### Required action
Word for word, give the listing below again.

### Source information

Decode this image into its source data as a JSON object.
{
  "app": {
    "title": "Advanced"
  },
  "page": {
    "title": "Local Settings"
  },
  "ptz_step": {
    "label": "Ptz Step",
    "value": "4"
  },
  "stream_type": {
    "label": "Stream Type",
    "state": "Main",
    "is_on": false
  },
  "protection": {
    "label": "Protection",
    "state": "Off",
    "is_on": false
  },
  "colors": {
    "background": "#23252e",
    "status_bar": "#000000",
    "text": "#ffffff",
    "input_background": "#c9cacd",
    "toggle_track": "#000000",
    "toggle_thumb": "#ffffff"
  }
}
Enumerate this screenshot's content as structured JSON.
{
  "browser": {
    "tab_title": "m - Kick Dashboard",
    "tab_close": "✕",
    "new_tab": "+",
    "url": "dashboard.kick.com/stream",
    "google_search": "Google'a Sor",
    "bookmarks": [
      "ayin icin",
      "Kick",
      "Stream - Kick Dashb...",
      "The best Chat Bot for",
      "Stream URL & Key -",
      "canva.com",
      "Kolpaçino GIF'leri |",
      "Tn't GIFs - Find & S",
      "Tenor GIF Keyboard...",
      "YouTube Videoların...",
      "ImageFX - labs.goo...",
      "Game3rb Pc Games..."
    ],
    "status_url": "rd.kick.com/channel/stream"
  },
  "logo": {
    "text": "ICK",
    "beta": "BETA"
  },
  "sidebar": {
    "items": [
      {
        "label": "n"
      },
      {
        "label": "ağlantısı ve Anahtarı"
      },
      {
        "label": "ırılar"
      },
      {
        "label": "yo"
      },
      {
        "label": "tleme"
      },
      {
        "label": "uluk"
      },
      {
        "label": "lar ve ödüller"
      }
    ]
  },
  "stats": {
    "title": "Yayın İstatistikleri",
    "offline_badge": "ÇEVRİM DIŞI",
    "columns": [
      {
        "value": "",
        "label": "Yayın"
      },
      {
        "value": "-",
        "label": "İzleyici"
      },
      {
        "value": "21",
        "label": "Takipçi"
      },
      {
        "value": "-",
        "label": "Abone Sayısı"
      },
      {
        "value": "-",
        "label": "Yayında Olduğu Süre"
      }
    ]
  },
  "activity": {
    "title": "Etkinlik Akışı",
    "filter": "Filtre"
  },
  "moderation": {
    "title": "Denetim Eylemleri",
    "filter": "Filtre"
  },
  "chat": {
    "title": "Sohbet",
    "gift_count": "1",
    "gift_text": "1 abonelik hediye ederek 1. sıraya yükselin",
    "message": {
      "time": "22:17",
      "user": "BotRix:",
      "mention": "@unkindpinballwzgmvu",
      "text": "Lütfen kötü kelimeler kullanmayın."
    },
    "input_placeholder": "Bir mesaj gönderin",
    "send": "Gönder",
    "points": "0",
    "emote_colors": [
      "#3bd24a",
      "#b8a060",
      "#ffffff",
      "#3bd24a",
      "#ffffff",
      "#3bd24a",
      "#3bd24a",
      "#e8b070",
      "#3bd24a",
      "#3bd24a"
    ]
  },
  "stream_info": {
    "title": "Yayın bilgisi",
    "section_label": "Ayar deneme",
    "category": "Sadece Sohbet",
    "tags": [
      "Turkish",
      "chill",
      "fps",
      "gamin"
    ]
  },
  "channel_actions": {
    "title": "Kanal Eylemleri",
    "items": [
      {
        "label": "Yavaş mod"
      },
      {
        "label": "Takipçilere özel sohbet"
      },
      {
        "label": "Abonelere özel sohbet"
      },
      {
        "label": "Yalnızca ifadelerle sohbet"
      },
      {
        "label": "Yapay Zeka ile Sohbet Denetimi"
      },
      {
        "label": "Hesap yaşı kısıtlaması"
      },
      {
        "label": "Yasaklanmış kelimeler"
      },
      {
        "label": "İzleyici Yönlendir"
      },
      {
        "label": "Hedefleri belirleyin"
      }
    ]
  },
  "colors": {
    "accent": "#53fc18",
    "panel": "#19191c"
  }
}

### Task result
Decode this image into its source data as a JSON object.
{
  "app": {
    "title": "Advanced"
  },
  "page": {
    "title": "Local Settings"
  },
  "ptz_step": {
    "label": "Ptz Step",
    "value": "4"
  },
  "stream_type": {
    "label": "Stream Type",
    "state": "Main",
    "is_on": false
  },
  "protection": {
    "label": "Protection",
    "state": "Off",
    "is_on": false
  },
  "colors": {
    "background": "#23252e",
    "status_bar": "#000000",
    "text": "#ffffff",
    "input_background": "#c9cacd",
    "toggle_track": "#000000",
    "toggle_thumb": "#ffffff"
  }
}
Enumerate this screenshot's content as structured JSON.
{
  "browser": {
    "tab_title": "m - Kick Dashboard",
    "tab_close": "✕",
    "new_tab": "+",
    "url": "dashboard.kick.com/stream",
    "google_search": "Google'a Sor",
    "bookmarks": [
      "ayin icin",
      "Kick",
      "Stream - Kick Dashb...",
      "The best Chat Bot for",
      "Stream URL & Key -",
      "canva.com",
      "Kolpaçino GIF'leri |",
      "Tn't GIFs - Find & S",
      "Tenor GIF Keyboard...",
      "YouTube Videoların...",
      "ImageFX - labs.goo...",
      "Game3rb Pc Games..."
    ],
    "status_url": "rd.kick.com/channel/stream"
  },
  "logo": {
    "text": "ICK",
    "beta": "BETA"
  },
  "sidebar": {
    "items": [
      {
        "label": "n"
      },
      {
        "label": "ağlantısı ve Anahtarı"
      },
      {
        "label": "ırılar"
      },
      {
        "label": "yo"
      },
      {
        "label": "tleme"
      },
      {
        "label": "uluk"
      },
      {
        "label": "lar ve ödüller"
      }
    ]
  },
  "stats": {
    "title": "Yayın İstatistikleri",
    "offline_badge": "ÇEVRİM DIŞI",
    "columns": [
      {
        "value": "",
        "label": "Yayın"
      },
      {
        "value": "-",
        "label": "İzleyici"
      },
      {
        "value": "21",
        "label": "Takipçi"
      },
      {
        "value": "-",
        "label": "Abone Sayısı"
      },
      {
        "value": "-",
        "label": "Yayında Olduğu Süre"
      }
    ]
  },
  "activity": {
    "title": "Etkinlik Akışı",
    "filter": "Filtre"
  },
  "moderation": {
    "title": "Denetim Eylemleri",
    "filter": "Filtre"
  },
  "chat": {
    "title": "Sohbet",
    "gift_count": "1",
    "gift_text": "1 abonelik hediye ederek 1. sıraya yükselin",
    "message": {
      "time": "22:17",
      "user": "BotRix:",
      "mention": "@unkindpinballwzgmvu",
      "text": "Lütfen kötü kelimeler kullanmayın."
    },
    "input_placeholder": "Bir mesaj gönderin",
    "send": "Gönder",
    "points": "0",
    "emote_colors": [
      "#3bd24a",
      "#b8a060",
      "#ffffff",
      "#3bd24a",
      "#ffffff",
      "#3bd24a",
      "#3bd24a",
      "#e8b070",
      "#3bd24a",
      "#3bd24a"
    ]
  },
  "stream_info": {
    "title": "Yayın bilgisi",
    "section_label": "Ayar deneme",
    "category": "Sadece Sohbet",
    "tags": [
      "Turkish",
      "chill",
      "fps",
      "gamin"
    ]
  },
  "channel_actions": {
    "title": "Kanal Eylemleri",
    "items": [
      {
        "label": "Yavaş mod"
      },
      {
        "label": "Takipçilere özel sohbet"
      },
      {
        "label": "Abonelere özel sohbet"
      },
      {
        "label": "Yalnızca ifadelerle sohbet"
      },
      {
        "label": "Yapay Zeka ile Sohbet Denetimi"
      },
      {
        "label": "Hesap yaşı kısıtlaması"
      },
      {
        "label": "Yasaklanmış kelimeler"
      },
      {
        "label": "İzleyici Yönlendir"
      },
      {
        "label": "Hedefleri belirleyin"
      }
    ]
  },
  "colors": {
    "accent": "#53fc18",
    "panel": "#19191c"
  }
}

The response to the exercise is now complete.